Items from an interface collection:
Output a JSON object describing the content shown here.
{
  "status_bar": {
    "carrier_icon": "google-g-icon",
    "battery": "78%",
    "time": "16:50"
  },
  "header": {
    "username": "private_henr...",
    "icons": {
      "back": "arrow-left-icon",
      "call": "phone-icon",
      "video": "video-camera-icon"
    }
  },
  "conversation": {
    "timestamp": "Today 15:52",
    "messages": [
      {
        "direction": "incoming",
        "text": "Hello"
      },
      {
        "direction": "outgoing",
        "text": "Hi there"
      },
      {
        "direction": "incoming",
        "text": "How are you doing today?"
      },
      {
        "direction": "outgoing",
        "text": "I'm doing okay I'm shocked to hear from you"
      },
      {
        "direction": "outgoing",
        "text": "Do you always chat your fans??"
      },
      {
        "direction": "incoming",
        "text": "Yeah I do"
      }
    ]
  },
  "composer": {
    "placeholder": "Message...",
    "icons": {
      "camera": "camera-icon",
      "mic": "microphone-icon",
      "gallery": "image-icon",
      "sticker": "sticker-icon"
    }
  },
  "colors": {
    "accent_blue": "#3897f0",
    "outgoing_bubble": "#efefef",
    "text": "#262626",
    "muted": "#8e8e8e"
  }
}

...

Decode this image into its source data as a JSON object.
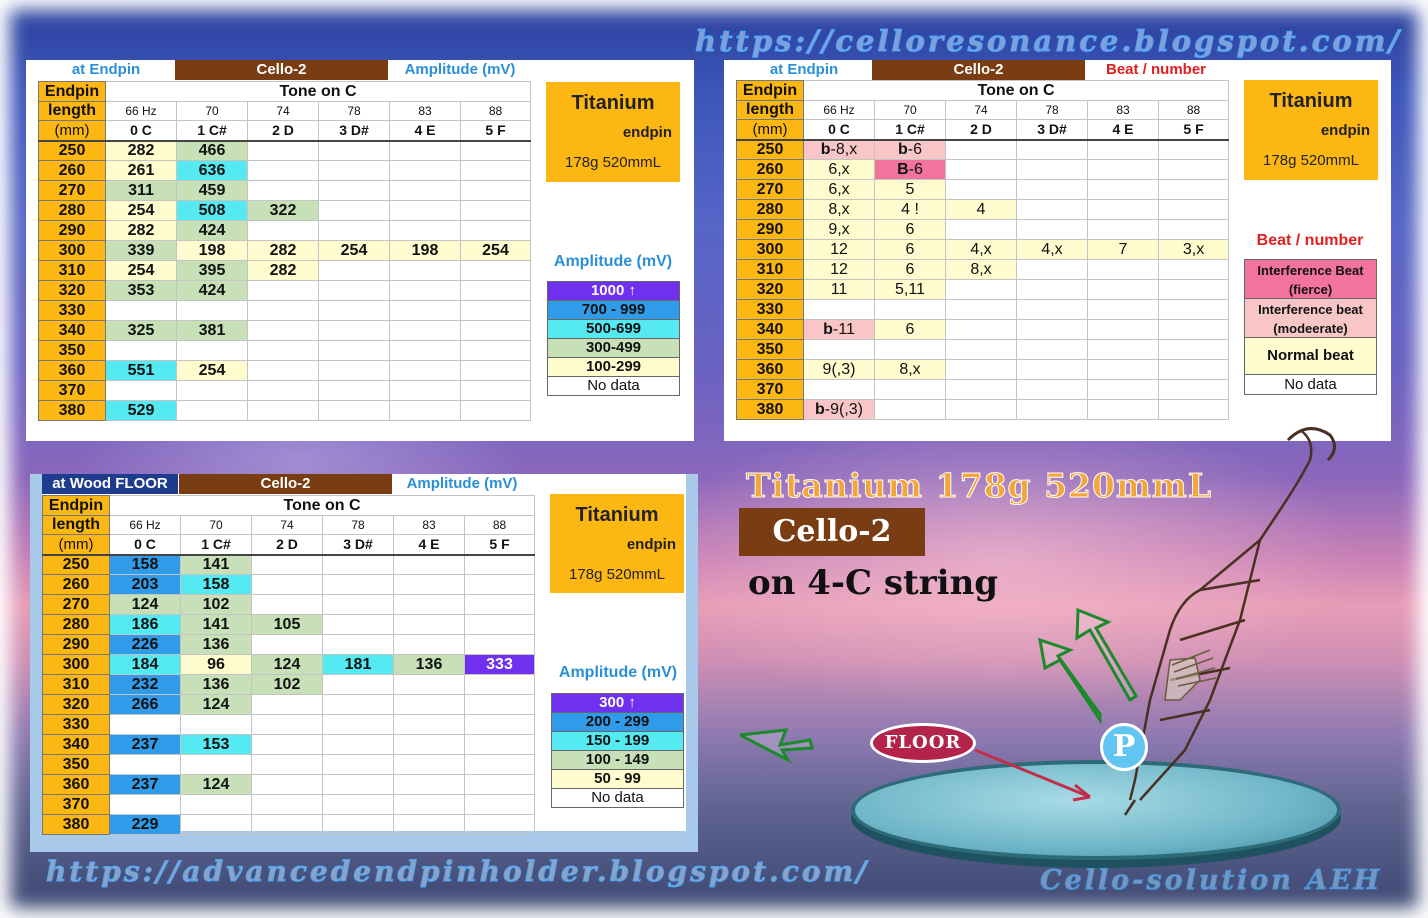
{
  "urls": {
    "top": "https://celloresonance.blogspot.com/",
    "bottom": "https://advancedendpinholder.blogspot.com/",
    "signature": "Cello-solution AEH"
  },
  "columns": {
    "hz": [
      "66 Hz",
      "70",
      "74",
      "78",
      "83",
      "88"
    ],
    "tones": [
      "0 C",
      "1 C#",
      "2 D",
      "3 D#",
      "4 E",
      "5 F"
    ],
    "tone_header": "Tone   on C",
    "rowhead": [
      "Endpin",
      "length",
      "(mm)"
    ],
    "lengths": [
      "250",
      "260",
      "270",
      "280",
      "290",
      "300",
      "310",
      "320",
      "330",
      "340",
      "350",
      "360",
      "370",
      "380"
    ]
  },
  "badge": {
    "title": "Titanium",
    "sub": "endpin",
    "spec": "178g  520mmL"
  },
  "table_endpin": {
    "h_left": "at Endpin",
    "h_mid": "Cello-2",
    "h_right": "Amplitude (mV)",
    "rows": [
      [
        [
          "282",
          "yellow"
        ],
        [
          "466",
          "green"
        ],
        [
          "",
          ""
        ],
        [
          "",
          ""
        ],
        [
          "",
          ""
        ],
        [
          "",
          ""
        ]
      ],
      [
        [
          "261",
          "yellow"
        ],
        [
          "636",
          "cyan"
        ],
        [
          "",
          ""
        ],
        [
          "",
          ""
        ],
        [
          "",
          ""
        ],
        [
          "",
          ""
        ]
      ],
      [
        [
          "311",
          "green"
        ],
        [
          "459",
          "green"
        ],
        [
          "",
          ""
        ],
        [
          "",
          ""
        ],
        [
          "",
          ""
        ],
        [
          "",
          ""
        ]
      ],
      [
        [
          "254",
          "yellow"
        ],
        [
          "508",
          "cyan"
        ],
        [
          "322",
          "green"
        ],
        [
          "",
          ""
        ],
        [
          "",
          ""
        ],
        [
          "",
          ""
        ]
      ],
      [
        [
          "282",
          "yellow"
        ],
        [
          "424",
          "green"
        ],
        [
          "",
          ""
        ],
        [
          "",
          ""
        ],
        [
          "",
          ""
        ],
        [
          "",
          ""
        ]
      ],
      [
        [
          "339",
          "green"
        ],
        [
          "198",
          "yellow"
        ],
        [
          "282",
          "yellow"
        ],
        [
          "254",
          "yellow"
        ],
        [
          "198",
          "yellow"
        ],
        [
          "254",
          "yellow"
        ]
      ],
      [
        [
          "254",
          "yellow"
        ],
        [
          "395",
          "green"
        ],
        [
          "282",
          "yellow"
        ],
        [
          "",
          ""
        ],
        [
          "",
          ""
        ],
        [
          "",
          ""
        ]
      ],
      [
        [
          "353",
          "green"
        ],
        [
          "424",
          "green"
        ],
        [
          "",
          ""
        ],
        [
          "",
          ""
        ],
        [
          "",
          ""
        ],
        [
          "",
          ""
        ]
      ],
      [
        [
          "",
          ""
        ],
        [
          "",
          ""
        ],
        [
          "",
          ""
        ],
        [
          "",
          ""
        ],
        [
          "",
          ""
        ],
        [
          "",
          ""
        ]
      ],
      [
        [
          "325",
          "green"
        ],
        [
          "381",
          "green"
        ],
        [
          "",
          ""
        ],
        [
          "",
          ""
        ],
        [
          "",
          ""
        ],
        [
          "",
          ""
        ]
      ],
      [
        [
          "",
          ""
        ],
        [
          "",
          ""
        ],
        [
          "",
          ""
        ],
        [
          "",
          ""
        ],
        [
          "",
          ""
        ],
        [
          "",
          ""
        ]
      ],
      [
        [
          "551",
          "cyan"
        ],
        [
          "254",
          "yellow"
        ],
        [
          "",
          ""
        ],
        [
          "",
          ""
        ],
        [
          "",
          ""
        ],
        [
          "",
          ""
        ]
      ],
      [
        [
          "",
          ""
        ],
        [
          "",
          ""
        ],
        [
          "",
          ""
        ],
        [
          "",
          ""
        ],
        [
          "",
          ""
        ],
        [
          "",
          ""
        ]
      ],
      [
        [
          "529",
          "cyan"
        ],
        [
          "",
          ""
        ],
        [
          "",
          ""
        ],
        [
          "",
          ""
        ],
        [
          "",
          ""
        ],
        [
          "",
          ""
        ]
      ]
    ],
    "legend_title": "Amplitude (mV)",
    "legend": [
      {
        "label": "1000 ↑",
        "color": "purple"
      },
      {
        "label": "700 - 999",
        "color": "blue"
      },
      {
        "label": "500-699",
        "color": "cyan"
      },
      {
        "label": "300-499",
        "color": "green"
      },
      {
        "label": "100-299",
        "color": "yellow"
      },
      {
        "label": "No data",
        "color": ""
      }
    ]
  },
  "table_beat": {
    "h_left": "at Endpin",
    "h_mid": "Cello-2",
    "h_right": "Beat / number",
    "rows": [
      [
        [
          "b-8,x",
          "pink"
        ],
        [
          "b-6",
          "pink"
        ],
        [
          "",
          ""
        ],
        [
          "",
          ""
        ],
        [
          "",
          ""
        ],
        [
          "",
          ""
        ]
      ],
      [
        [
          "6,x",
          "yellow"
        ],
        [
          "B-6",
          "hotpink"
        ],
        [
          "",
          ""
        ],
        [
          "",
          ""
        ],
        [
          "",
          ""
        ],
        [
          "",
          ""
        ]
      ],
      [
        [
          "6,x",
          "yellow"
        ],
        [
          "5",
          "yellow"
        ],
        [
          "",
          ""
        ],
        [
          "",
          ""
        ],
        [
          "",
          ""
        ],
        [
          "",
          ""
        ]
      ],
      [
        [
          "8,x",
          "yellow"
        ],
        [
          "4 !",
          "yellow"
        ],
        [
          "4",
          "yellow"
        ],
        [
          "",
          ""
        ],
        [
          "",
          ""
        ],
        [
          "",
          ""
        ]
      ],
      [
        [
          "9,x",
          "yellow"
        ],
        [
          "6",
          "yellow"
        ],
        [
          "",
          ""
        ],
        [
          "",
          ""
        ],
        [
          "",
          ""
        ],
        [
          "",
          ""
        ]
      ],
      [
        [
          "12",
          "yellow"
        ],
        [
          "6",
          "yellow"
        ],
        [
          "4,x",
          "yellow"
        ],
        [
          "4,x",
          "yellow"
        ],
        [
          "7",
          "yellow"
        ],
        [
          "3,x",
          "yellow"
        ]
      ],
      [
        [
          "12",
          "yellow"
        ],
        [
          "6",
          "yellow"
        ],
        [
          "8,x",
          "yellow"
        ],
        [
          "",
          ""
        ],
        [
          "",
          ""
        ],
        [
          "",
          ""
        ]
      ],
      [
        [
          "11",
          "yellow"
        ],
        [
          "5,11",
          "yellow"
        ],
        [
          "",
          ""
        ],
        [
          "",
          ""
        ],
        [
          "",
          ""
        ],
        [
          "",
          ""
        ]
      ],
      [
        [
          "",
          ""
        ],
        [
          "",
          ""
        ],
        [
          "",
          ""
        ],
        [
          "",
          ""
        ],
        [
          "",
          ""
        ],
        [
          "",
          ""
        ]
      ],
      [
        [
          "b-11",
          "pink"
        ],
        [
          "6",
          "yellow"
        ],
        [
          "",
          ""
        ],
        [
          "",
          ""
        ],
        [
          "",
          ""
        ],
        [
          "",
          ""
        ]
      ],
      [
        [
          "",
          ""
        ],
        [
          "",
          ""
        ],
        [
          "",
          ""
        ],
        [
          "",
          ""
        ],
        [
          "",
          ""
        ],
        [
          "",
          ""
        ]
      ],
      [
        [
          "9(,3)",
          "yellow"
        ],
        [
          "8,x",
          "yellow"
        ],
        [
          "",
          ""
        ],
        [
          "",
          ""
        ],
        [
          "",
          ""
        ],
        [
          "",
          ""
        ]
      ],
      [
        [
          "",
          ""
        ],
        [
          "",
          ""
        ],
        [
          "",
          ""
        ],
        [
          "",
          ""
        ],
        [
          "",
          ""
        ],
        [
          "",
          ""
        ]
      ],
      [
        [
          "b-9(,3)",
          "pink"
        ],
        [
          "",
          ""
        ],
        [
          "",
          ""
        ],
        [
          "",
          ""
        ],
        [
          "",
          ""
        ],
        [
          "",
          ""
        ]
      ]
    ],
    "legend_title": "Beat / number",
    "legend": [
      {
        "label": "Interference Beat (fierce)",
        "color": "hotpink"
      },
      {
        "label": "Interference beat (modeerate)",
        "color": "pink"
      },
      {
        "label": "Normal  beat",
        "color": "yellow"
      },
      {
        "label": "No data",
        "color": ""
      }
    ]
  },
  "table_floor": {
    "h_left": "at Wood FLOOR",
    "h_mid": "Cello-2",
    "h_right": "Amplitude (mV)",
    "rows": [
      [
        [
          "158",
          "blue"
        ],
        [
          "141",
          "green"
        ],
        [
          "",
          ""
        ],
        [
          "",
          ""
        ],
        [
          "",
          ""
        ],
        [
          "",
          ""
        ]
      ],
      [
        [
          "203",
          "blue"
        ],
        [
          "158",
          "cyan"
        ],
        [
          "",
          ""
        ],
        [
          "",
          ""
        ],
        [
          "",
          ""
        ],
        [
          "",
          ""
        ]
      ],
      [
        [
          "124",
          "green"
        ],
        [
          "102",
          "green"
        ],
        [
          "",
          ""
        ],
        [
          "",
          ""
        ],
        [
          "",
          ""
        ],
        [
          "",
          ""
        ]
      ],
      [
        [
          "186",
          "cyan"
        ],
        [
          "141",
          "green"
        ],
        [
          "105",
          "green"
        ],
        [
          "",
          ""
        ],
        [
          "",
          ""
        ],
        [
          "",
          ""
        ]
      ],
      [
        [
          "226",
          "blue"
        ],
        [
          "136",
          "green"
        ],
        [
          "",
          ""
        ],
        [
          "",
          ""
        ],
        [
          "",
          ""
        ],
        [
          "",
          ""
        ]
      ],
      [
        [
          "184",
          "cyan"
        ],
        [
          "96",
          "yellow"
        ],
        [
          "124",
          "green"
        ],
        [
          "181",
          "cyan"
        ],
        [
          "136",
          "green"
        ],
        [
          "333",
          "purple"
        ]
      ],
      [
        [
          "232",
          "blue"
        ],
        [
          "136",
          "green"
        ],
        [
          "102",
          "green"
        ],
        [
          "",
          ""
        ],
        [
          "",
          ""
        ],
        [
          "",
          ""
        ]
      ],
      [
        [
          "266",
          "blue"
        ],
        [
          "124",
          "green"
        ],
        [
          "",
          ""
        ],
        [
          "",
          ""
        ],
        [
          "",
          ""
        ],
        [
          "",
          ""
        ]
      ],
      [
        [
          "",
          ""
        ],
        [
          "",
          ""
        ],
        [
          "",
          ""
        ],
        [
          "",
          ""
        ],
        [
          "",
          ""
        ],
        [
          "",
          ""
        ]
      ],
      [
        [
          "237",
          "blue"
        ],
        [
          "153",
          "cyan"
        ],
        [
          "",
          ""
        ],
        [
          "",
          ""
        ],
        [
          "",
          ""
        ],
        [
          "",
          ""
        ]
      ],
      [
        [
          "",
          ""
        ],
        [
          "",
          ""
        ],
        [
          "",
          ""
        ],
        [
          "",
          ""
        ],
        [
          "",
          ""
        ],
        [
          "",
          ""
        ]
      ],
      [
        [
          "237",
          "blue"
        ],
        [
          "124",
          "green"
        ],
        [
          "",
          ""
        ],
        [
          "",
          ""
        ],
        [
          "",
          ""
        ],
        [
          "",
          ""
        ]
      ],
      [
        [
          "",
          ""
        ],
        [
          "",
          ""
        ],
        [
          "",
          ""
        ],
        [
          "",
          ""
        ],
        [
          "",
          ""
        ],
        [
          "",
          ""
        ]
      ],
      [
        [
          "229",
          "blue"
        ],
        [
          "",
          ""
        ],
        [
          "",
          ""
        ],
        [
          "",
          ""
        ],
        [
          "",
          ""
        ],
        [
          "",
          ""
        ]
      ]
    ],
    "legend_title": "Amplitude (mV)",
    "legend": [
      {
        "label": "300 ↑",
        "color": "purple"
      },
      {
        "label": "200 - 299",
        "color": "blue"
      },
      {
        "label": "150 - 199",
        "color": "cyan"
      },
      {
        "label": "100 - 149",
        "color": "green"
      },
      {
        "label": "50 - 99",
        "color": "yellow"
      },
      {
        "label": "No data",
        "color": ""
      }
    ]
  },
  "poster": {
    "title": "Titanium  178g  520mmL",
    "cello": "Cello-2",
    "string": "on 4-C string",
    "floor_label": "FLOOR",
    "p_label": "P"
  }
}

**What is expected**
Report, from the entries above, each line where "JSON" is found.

**Response for this exercise**
Output a JSON object describing the content shown here.
Decode this image into its source data as a JSON object.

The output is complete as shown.